A recent Cochrane review stated that “no robust evidence was identified to support the use of other adjunctive technologies like TB, brush biopsy, or fluorescence imaging within a primary care environment. Further randomised controlled trials are recommended ….” 23 Our study can be considered useful for the evaluation of the most suitable technique in the lesions inspection that appear suspicious at the conventional visual examination. Further studies with larger cohort of patients are needed to better understand the potentiality of the different ancillary methods employed in the OSCC prevention and early detection.
The authors are grateful to Professor Eugenio Maiorano for his histopathologic support.
Massimo Petruzzi is an assistant professor at the University of Bari “Aldo Moro,” Italy. He is a postgraduate in oral pathology and medicine, and a specialist in oral surgery. He works at the Hospital Policlinico di Bari, Italy, in the section of oral pathology and medicine. His fields of interest are preneoplastic and neoplastic oral lesions (diagnosis, treatment, and prognosis) and oral autoimmune diseases (diagnosis, treatment, and prognosis). He is an active member of SIPMO (Italian Society of Oral Pathology and Medicine).
Alberta Lucchese is an assistant professor at the Second University of Naples (SUN), Italy. She is a postgraduate in oral pathology and medicine. She works at Policlinico di Napoli, Italy, in the section of oral pathology and medicine. Her fields of interest are proteomic applied to oral sciences and early diagnosis of oral cancer. She is an active member of SIPMO.
Gianna Maria Nardi is an assistant professor at the Università La Sapienza of Rome, Italy. She works at the Policlinico Umberto I of Rome, Italy, in the section of oral hygiene. Her field of interest is the new technologies applied to oral sciences.
Dorina Lauritano is an assistant professor at the University of Milano Bicocca, Italy. She works at the Ospedale San Gerardo di Monza, Italy, in the section of oral pathology and medicine. She is a member of SIPMO. She is the scientific coordinator of the Post Graduate in Oral Medicine and Laser Therapy at University of Milano Bicocca.

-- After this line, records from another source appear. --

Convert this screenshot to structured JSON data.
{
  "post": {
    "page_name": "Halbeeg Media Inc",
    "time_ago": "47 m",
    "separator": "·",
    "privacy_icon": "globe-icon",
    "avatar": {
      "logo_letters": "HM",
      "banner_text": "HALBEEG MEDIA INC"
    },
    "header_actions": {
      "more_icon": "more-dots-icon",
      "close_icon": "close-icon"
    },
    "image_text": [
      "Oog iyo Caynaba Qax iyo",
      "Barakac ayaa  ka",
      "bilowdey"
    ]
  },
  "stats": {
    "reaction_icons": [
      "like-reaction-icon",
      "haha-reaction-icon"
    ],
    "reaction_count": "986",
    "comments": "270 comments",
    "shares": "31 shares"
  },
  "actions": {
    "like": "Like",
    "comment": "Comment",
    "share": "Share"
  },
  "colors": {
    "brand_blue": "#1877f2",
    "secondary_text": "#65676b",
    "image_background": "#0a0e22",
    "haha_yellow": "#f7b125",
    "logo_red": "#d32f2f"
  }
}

Gianfranco Favia is a full professor of oral pathology and medicine at the University of Bari “Aldo Moro.” He is a specialist in surgery and anatomical pathology. He is the director of the dental clinic of the Policlinico di Bari and an active member of SIPMO. His fields of interest are head and neck cancers (clinical and pathological aspects), bone osteonecrosis (BRONJ) and head and neck vascular malformation. He is an active member of SIPMO.
Rosario Serpico is a full professor of oral pathology and medicine at SUN, Italy. He works at the Policlinico di Napoli, Italy, as the director of the section of oral pathology and medicine. His fields of interest are oral immunopathology, oral cancer screening, and epidemiology. He is an active member of SIPMO.